Collected data:
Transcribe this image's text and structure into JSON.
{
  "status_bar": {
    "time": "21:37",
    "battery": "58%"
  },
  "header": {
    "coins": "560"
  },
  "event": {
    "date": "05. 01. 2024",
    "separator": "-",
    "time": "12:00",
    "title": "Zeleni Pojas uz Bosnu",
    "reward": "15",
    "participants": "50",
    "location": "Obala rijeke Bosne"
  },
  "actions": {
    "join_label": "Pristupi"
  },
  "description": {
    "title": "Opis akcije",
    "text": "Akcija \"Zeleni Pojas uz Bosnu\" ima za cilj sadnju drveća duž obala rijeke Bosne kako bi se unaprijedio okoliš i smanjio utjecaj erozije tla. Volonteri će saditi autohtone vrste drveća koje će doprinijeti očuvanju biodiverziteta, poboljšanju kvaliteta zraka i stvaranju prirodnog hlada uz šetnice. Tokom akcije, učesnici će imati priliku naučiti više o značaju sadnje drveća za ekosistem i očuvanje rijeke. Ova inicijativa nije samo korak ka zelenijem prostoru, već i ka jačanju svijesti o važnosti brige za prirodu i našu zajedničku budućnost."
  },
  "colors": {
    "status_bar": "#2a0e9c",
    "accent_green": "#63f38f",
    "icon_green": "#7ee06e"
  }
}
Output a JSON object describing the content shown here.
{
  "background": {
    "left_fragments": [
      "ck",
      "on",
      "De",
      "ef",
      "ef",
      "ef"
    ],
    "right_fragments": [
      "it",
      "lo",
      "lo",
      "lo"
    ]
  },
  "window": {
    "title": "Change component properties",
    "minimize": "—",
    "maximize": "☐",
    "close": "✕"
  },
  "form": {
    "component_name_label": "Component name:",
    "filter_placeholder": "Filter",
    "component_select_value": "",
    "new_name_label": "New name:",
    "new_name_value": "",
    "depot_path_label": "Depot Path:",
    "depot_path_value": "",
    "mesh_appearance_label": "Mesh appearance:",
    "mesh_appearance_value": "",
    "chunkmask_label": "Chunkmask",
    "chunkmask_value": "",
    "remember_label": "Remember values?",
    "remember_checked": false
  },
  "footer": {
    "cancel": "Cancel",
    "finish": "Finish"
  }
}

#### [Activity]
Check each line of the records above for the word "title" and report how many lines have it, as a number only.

#### [Finished exercise]
3